India all-rounder Hardik Pandya’s focus is on recovering from his back injury; critics, who point to his disappointing wickets tally (17 in 11 Tests), do not get into his mind space at the moment
Hardik Pandya at a city hotel yesterday. Pic/Pradeep Dhivar
Hardik Pandya completed two years in ODI cricket last Tuesday. Having made his debut against New Zealand at Dharamsala, he has made a swift transition to Test cricket since his international debut [T20I v Australia at Adelaide Oval] in 2016.
Pandya indicated that it would have been hard to imagine playing all three formats two to three years ago. “I never expected it to pan out this way. God has been really kind to me,” a relaxed-looking Pandya told mid-day in the city yesterday. Currently recuperating from a back injury that he sustained against Pakistan in the Asia Cup at Dubai, the India all-rounder was in the city to promote Eume, a backpack brand. Pandya will donate 100 backpacks to India’s budding gymnasts.
Excerpts from an interview:
How is your recovery shaping up?
I am recovering well. This is the world’s first backpack with a massager. You can’t ask for anything more from a bag (laughs). I am just focusing on getting fit as soon as possible because I want to come back and play for India. There is no bigger pleasure.
The injury break must have been frustrating…
I got to spend time with my family. In the last couple of years, I have played almost all matches. This [break] is helping me get more fitter and better for the  World Cup. My focus is on the World Cup and this time [away from the game] will help. When I go back on the field, I will be able to add that 10 more per cent to what I have right now. My ultimate goal is to win the World Cup.
How much will the experience of playing in UK help in 2019?
Of course it will help. We were there [in UK] for almost three months and it’s going to help us a lot because it’s important to get used to the conditions. It always makes a big difference if you have an idea of the conditions.
How crucial was claiming your maiden five-wicket haul in Test cricket at Trent Bridge?
It definitely boosted my confidence. I wanted to do well and the conditions were tough. To be honest, when I took the fifer, I was surprised. We all worked hard but the result didn’t go our way [India lost the series 1-4]. I am improving with my bowling from series to series, and it all happened at the right time when I needed it the most. I am sure it [bowling performance] is going to help me when we play next [in England].
Critics often point out that you don’t have too many wickets [17 scalps in 11 Tests]…
The best part is that I didn’t know about this until you just told me [laughs]. If my team is happy with me, I’m not worried about what people say about me. As an individual, if I start worrying about what people say, then I’m not doing anything in my life. I don’t have time to think about it [what others say]. I’d rather focus on my game and look to improve. If my team wants more from me, I will work harder. If my team is happy with me, it doesn’t matter what people say. India has freedom of speech, right? They are allowed to talk and I respect that.

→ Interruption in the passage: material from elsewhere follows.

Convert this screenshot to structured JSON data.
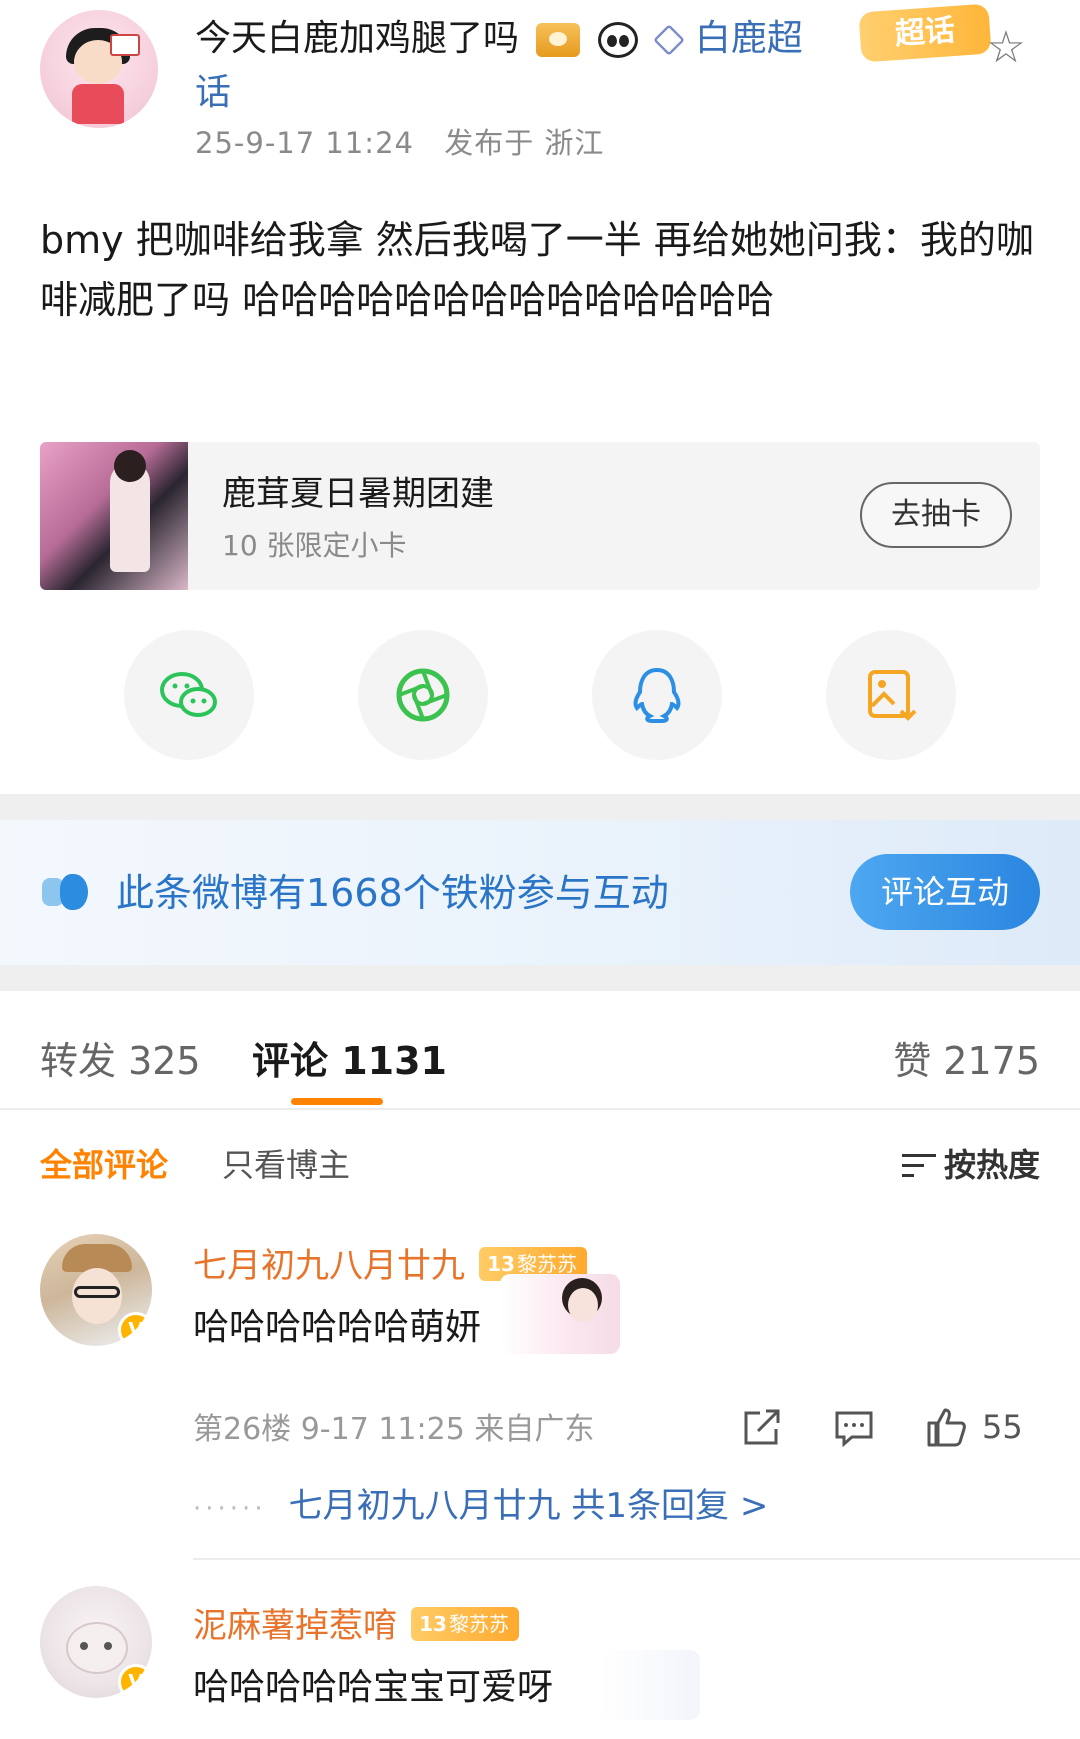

What are your plans for the forthcoming Australia tour?
Right now, I am just looking to get fit. That’s my priority. I want to be stronger than before. I want to come back as soon as possible, but I don’t know when I’ll be back.

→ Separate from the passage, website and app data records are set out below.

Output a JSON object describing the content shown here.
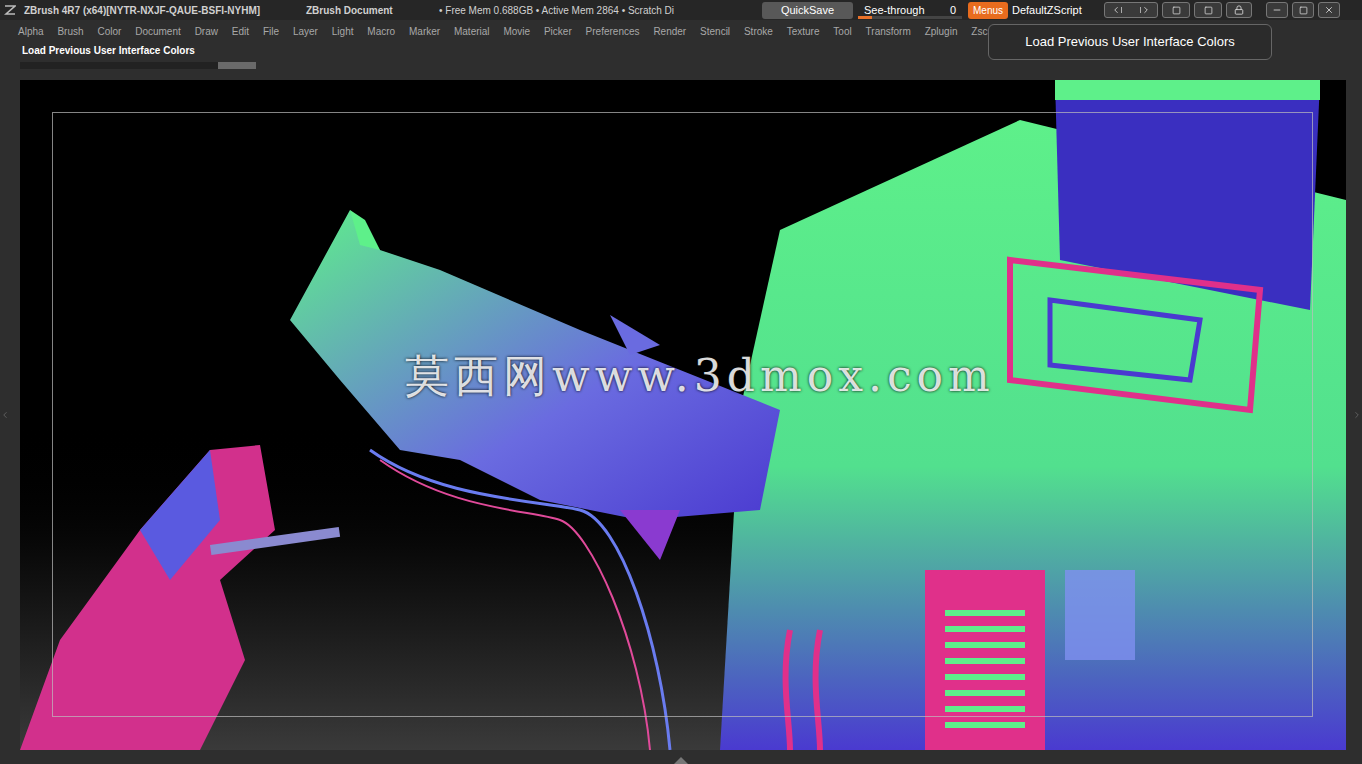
{
  "window": {
    "title": "ZBrush 4R7 (x64)[NYTR-NXJF-QAUE-BSFI-NYHM]",
    "document": "ZBrush Document",
    "memory": "• Free Mem 0.688GB • Active Mem 2864 • Scratch Di"
  },
  "toolbar": {
    "quicksave": "QuickSave",
    "see_through": {
      "label": "See-through",
      "reading": "0",
      "level": 0
    },
    "menus_toggle": {
      "label": "Menus",
      "on": true
    },
    "script": "DefaultZScript"
  },
  "menu_bar": [
    "Alpha",
    "Brush",
    "Color",
    "Document",
    "Draw",
    "Edit",
    "File",
    "Layer",
    "Light",
    "Macro",
    "Marker",
    "Material",
    "Movie",
    "Picker",
    "Preferences",
    "Render",
    "Stencil",
    "Stroke",
    "Texture",
    "Tool",
    "Transform",
    "Zplugin",
    "Zscri"
  ],
  "status_text": "Load Previous User Interface Colors",
  "tooltip": "Load Previous User Interface Colors",
  "watermark": "莫西网www.3dmox.com"
}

You seem very keen on playing the World Cup next year…
My priority is to play the next World Cup. I just don’t want to play and give 100 per cent, I want to add 10-15 per cent more to my game. That’s something I’m working on. That’s my only focus right now. I want to make sure India win the World Cup. I want to improve on all my skills… batting, bowling and fielding. I can’t be 60 per cent bowling [well], 40 per cent batting [well]. I have to be equally good in all departments.
How do you deal with the pressure of being the only fast bowling all-rounder in the team?
Pressure gives you nice opportunities. Without pressure, I can’t do anything. I need pressure as it helps me.